The History of Police Culture and the Politics of Crime

The political debate on crime has been one of the most developing and shifting debates in public policy in the US since the 1990s. The crime rate declined by 26% between 1993 – 2000. Some in the US believe Bill Clinton’s 1994 crime bill had a direct effect on this decline. However, the crime bill only expanded the death penalty, lengthened prison sentences, and eliminated funding for inmate education. His “tough on crime” policies led to an era of mass incarceration in the US, the number of US citizens in prison rose 60%. So while crime declined, incarceration increased because Clinton’s crime bill and policies emphasized more ways to imprison citizens then actually prevent criminal activity. These policies on crime were instead used for political gains and stability within his own party, as crime was a prominent issue in the US at the time. These motivations have led to the idea of the politics of crime and police culture in the US.

 

Currently, the politics of crime and police culture in the US are most evident in the relationship between African Americans and police departments. Ta-Nehisi Coates of The Atlantic notes that an important aspect of the relationship between African Americans and the American society that they are a part of is the historic use of plundering, to take from African Americans in order to empower others in society. From slavery to current day policies and practices, plundering has been used to create this culture. A current tool of plundering is the criminal justice system because of its use of violence and force to control its citizens, similar to how violence is used in systems of slavery.

 

An important aspect of this culture surrounding the criminal justice system in the US is the use of rioting by citizens. The recent riots in Baltimore, following the death of Freddie Gray on April 19, 2015, reflect the need for confronting and no longer accepting injustice in their society. Poverty, high unemployment, and public housing projects have resulted in the “stability of segregation” in the history of Baltimore. These recent riots in Baltimore parallel the riots of 1968 following Martin Luther King’s assassination.

 

The political debate on crime is now, more than ever, developing and shifting as it is still a prominent issue in American society, particularly with the upcoming presidential elections and Hillary Clinton’s announcement of her candidacy for president on April 12, 2015. Clinton, like her husband 20 years ago, is still “tough on crime” but has denounced the mass incarceration of the last 20 years, demonstrating the shifting nature of this issue.

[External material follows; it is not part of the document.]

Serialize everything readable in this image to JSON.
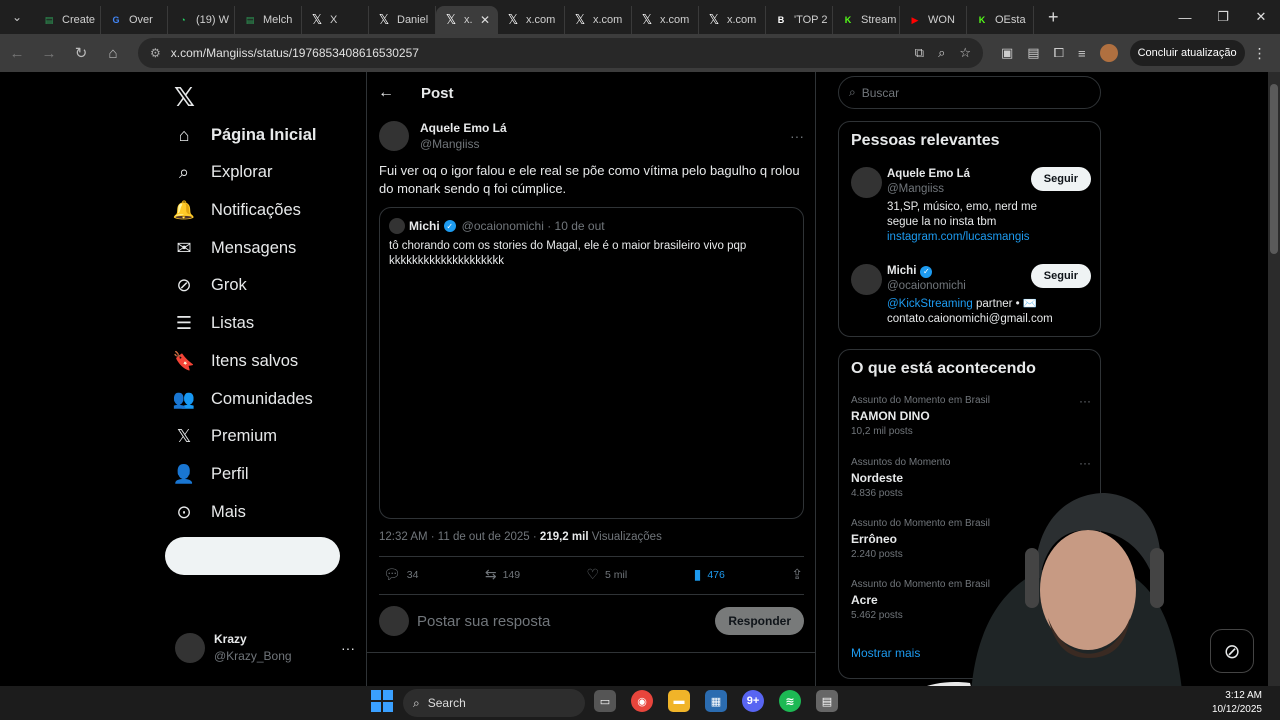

About Corinne Stancescu

Corinne Stancescu is a Research Analyst at the NATO Association of Canada. Previously, she was the Program Editor for Society, Culture, and International Relations from May to December 2015, and a Junior Research Fellow for Women and Security from May 2014 to April 2015. She graduated from the University of Toronto with an Honours B.A. in History and English. You can contact her at corinne.stancescu@gmail.com.